That's Racin Magazine
NASCAR
0 comments

Kyle Busch declared Nationwide Series winner after deluge at Phoenix

- rbonnell@charlotteobserver.com
Saturday, Mar. 01, 2014
SlideshowLoading Loading
previous next
  • NASCAR Nationwide Phoenix Auto Racing

    AP

    Kyle Busch poses for photographers with the winner's trophy after his victory in a rain-shortened NASCAR Nationwide auto race on Saturday, March 1, 2014, in Avondale, Ariz. (AP Photo/Ross D. Franklin)

  • NASCAR Nationwide Phoenix Auto Racing

    AP

    Kyle Busch poses for photographers with the winner's trophy after his victory in a rain-shortened NASCAR Nationwide auto race on Saturday, March 1, 2014, in Avondale, Ariz. (AP Photo/Ross D. Franklin)

  • NASCAR Nationwide Phoenix Auto Racing

    AP

    Kyle Busch poses for photographers after he won the rain-shortened NASCAR Nationwide Series auto race Saturday, March 1, 2014, in Avondale, Ariz. (AP Photo/Ross D. Franklin)

  • 475903681

    Getty Images

    AVONDALE, AZ - MARCH 01: Kyle Busch, driver of the #54 Monster Energy Toyota, makes a pit stop during the NASCAR Nationwide Series Blue Jeans Go Green 200 at Phoenix International Raceway on March 1, 2014 in Avondale, Arizona. (Photo by Jonathan Ferrey/Getty Images)

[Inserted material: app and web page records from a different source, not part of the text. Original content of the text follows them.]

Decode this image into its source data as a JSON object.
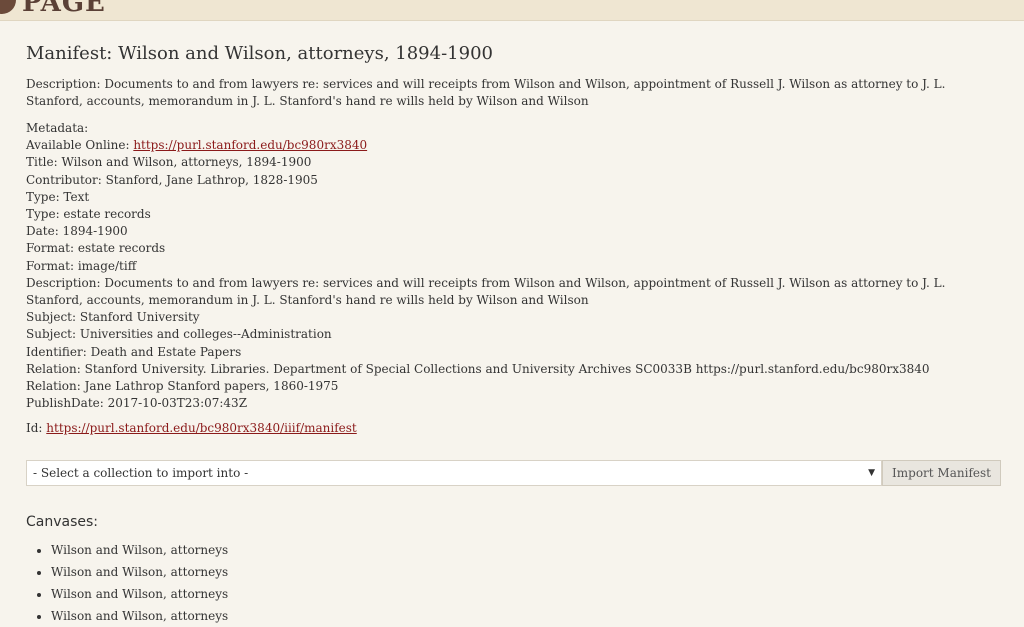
{
  "header": {
    "logo_text": "PAGE"
  },
  "manifest": {
    "title": "Manifest: Wilson and Wilson, attorneys, 1894-1900",
    "description": "Description: Documents to and from lawyers re: services and will receipts from Wilson and Wilson, appointment of Russell J. Wilson as attorney to J. L. Stanford, accounts, memorandum in J. L. Stanford's hand re wills held by Wilson and Wilson"
  },
  "metadata": {
    "heading": "Metadata:",
    "available_online_label": "Available Online: ",
    "available_online_link": "https://purl.stanford.edu/bc980rx3840",
    "lines": [
      "Title: Wilson and Wilson, attorneys, 1894-1900",
      "Contributor: Stanford, Jane Lathrop, 1828-1905",
      "Type: Text",
      "Type: estate records",
      "Date: 1894-1900",
      "Format: estate records",
      "Format: image/tiff",
      "Description: Documents to and from lawyers re: services and will receipts from Wilson and Wilson, appointment of Russell J. Wilson as attorney to J. L. Stanford, accounts, memorandum in J. L. Stanford's hand re wills held by Wilson and Wilson",
      "Subject: Stanford University",
      "Subject: Universities and colleges--Administration",
      "Identifier: Death and Estate Papers",
      "Relation: Stanford University. Libraries. Department of Special Collections and University Archives SC0033B https://purl.stanford.edu/bc980rx3840",
      "Relation: Jane Lathrop Stanford papers, 1860-1975",
      "PublishDate: 2017-10-03T23:07:43Z"
    ]
  },
  "id": {
    "label": "Id: ",
    "link": "https://purl.stanford.edu/bc980rx3840/iiif/manifest"
  },
  "import": {
    "select_value": "- Select a collection to import into -",
    "button_label": "Import Manifest"
  },
  "canvases": {
    "heading": "Canvases:",
    "items": [
      "Wilson and Wilson, attorneys",
      "Wilson and Wilson, attorneys",
      "Wilson and Wilson, attorneys",
      "Wilson and Wilson, attorneys"
    ]
  }
}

  • 475870145

    Getty Images

    AVONDALE, AZ - MARCH 01: Kyle Busch, driver of the #54 Monster Energy Toyota, stands on pit road during a rain delay in the NASCAR Nationwide Series Blue Jeans Go Green 200 at Phoenix International Raceway on March 1, 2014 in Avondale, Arizona. (Photo by Jonathan Ferrey/Getty Images)

Air Titan couldn’t overtake a rare desert deluge, which meant Kevin Harvick never got the chance to overtake Kyle Busch in Saturday’s rain-shortened Nationwide race.

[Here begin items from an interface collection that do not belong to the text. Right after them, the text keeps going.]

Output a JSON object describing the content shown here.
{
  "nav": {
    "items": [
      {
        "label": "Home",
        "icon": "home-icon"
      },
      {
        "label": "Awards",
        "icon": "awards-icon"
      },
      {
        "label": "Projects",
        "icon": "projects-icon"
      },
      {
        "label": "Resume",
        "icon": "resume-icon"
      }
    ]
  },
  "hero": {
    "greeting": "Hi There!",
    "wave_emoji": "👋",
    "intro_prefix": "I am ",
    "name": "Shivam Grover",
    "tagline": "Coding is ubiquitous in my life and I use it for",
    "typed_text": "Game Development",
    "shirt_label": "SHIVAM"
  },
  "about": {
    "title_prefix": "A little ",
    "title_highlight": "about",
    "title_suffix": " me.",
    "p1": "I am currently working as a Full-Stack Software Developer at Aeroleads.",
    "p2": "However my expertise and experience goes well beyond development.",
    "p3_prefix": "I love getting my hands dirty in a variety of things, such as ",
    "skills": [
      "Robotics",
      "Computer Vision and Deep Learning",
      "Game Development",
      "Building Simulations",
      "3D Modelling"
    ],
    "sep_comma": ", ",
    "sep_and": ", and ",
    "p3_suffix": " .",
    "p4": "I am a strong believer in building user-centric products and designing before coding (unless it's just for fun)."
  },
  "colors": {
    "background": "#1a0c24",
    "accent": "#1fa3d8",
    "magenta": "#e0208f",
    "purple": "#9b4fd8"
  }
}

Busch was declared the winner of the Blue Jeans Go Green 200 at about 5:30 Mountain Time. That was 32 laps short of the planned race length at Phoenix International Raceway.

Saturday was a rarity in the Valley of the Sun; heavy rain fell for the first time since December here, just in time to disrupt NASCAR’s race schedule. Though rain was predicted throughout the day, NASCAR got in two Sprint Cup practices and there were no weather interruptions through the first 100 laps of the Nationwide event, giving NASCAR the option to call the race official at any time.

They didn’t lack for trying to get in the full distance. Once the rain came down hard, shortly after a caution involving driver Ryan Reed on the 165th lap, NASCAR red-flagged the event and race teams placed covers on their cars.

The covers never came off. Though Phoenix was equipped with the new “Air Titan” track-drying machines, the showers kept causing setbacks. Finally, just before 5:30 local time, there was a cloud burst with such soaking effect, it was obvious this race was over.

It was Busch’s third consecutive Nationwide victory at Phoenix.

“I felt like we were such a dominant force all day,” said Busch. “I was just trying not to screw up (on restarts) in the first corner with dirty tires. Our car was so good on the long runs I could really hammer it. I didn’t see anyone staying with us more than four laps or so.”

Busch clearly had the strongest car Saturday, leading 155 of 168 laps. Harvick conceded as much post-race.

“We could kind of maintain (closing distance) but we never knew what he had” when pushed, Harvick said. “His car was really fast on restarts and we were really, really loose.

“Kyle had the best car today. We probably finished where we should have.”

Brad Keselowski finished third Saturday with Lyle Larson and Matt Kenseth finishing out the top five.

“Kind of a good and bad day,” said Keselowski, who won the pole for this race Saturday morning. “Probably a little better than we should have. We made some adjustments trying to get better, and had our hands full. Kind of relieved to get it over with here.”

Keselowski took Daryl Harr out of Saturday’s race while trying to work his way through lapped traffic. Keselowski’s Ford sustained some hood damage in that incident.

“I needed to make time as much as possible. I made a move and I think he didn’t know I was there,” Keselowski said. “I feel bad for guys like that in the sense they’re trying to make it in a sport that’s not easy to do.”

Disclaimer